Sunday, April 23, 2006
After reading the Washington Post article about the recently fired CIA analyst, I can totally understand why my journalism professor once said that whistleblowers take great risks when they talk to reporters.
If a reader didn't know any better when reading the story, he or she would think the Post was an arm of the CIA instead of the newspaper which broke the story that only last week garnered the paper and its reporter a Pulitzer Prize for "beat reporting."
The Post front-pages the article with the following lede, "CIA Officer's Job Made Any Leaks More Delicate," stating the obvious.
Of course the leak was DELICATE. You're talking about "secret prisons" in former Soviet satellite nations, for crying out loud!

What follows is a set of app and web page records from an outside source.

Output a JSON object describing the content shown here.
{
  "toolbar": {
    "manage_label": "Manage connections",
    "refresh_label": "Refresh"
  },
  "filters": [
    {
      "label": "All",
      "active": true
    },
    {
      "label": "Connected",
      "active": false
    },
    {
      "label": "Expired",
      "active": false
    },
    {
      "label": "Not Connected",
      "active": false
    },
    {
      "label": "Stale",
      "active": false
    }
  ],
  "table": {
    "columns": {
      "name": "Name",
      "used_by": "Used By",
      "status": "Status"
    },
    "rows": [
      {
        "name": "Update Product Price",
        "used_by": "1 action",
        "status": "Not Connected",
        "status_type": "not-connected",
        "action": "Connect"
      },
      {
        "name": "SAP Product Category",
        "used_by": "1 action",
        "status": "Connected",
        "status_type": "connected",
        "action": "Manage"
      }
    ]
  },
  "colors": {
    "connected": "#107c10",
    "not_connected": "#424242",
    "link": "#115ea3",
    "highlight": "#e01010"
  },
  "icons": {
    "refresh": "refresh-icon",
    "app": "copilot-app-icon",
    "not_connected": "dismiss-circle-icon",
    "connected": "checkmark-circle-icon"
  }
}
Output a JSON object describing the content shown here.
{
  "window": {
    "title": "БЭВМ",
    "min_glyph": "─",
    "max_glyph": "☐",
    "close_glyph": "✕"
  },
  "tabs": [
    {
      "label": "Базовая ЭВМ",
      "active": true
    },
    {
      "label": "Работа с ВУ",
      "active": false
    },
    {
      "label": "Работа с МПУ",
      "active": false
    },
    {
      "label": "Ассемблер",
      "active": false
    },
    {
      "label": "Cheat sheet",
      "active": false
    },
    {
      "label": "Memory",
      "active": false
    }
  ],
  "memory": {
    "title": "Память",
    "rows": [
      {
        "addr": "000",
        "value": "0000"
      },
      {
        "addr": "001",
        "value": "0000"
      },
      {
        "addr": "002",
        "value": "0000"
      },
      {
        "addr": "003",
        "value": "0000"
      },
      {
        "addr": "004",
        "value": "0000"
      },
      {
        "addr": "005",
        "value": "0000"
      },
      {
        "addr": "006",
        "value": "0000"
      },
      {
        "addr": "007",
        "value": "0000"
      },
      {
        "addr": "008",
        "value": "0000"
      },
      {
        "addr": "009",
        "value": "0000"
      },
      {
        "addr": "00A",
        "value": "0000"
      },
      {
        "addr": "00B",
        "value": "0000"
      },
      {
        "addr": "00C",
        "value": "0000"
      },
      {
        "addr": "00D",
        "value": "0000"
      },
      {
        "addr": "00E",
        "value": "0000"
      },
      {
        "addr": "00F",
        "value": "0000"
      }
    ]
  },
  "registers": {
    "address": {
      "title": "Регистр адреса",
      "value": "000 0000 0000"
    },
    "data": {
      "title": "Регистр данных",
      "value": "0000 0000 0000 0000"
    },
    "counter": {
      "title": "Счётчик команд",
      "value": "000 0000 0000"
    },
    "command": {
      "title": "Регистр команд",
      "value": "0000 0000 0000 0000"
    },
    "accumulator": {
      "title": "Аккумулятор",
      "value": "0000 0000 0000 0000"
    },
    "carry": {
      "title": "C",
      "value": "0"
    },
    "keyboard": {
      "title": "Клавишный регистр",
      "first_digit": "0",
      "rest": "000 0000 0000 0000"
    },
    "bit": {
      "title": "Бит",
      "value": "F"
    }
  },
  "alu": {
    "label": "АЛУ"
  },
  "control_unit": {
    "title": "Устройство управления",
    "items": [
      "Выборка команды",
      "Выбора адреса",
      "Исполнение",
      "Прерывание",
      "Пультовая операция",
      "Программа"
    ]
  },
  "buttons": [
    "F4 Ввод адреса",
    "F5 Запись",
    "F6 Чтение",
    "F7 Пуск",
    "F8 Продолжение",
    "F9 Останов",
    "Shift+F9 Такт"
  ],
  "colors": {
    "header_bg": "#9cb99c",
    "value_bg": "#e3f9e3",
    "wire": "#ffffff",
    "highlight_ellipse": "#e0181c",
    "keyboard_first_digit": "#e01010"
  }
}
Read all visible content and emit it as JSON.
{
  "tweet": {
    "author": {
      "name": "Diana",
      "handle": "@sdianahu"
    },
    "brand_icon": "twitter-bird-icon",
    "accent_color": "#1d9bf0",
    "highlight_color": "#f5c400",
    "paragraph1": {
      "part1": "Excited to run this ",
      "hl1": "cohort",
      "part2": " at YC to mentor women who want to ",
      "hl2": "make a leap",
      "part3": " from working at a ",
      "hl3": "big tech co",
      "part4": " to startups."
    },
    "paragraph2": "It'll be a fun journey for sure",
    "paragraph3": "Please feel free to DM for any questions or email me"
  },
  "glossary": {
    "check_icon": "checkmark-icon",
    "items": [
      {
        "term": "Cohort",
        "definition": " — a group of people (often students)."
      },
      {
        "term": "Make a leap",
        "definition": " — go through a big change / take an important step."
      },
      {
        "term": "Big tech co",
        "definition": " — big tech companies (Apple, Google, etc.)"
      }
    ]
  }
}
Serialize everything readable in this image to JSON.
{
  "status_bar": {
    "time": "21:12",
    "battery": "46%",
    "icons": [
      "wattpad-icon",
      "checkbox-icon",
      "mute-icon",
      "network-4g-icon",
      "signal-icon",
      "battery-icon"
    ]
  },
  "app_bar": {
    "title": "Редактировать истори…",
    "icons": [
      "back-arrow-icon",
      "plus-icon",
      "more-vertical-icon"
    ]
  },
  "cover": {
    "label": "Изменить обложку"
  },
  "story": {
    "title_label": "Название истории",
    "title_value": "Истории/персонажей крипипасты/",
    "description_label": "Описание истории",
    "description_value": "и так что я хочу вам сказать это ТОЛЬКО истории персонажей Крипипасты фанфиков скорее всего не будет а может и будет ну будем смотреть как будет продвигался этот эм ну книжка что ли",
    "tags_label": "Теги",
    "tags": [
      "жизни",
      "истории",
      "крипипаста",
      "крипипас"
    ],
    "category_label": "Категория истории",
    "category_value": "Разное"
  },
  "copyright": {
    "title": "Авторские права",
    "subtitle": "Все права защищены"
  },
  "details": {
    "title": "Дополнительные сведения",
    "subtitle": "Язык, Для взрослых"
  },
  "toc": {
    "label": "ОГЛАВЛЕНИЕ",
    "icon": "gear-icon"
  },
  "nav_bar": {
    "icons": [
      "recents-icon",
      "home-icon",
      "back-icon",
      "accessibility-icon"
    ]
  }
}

In a sad way, the lede and story almost remind me of Tim Russert and Bob Woodward pontificating all over television about the Valerie Plame case in the third person, as if they weren't privy to the most intimate details on the subject. Here's what the Post writes:
The rare firing last week of a CIA officer accused of leaking information to the news media stems both from the sensitivity of the subjects she allegedly discussed and the Bush administration's forceful efforts to block national security disclosures that have proved embarrassing or caused operational problems, according to current and former intelligence officials.
And of course, the Post was sure to point out that the paper took great pains to minimize any harm to national security.
A majority of CIA officers would probably "find the action taken [against McCarthy] correct," said a former senior intelligence official who said he had discussed the matter with former colleagues in the past day. "A small number might support her, but the ethic of the business is not to" leak, and instead to express one's dissenting views through internal grievance channels.
The Post withheld the names of the countries from its account at the administration's request. The article attributed its information to current and former intelligence officials and diplomats from three continents.Almost makes me want to puke.
Yes, same as the New York Times article about secret spying, which they held for a year until our idiot president was safely reelected, newspaper conglomerates (and yes, that especially includes the Washington Post) need to get it straight. They are supposed to serve the public's interest and their right to know when the government breaks national and international laws; and strongly advocate on behalf of whistleblowers, not the other way around.
The reason why readership is dropping nearly as fast as Bush's poll numbers is that the public inherently knows when they are being duped by the media and government.
My journalism ethics professor explained to his incredulour class that whistleblowers risk career, freedom and financial security when they start blabbing to reporters; and his advice to anyone who would contemplate leaking a major story to a newspaper was to think really hard about it and then keep quiet.
For according to him, any leaker expecting the media to come his or her aid and publicly defend them would be gravely mistaken; and you know what? He was absolutely right.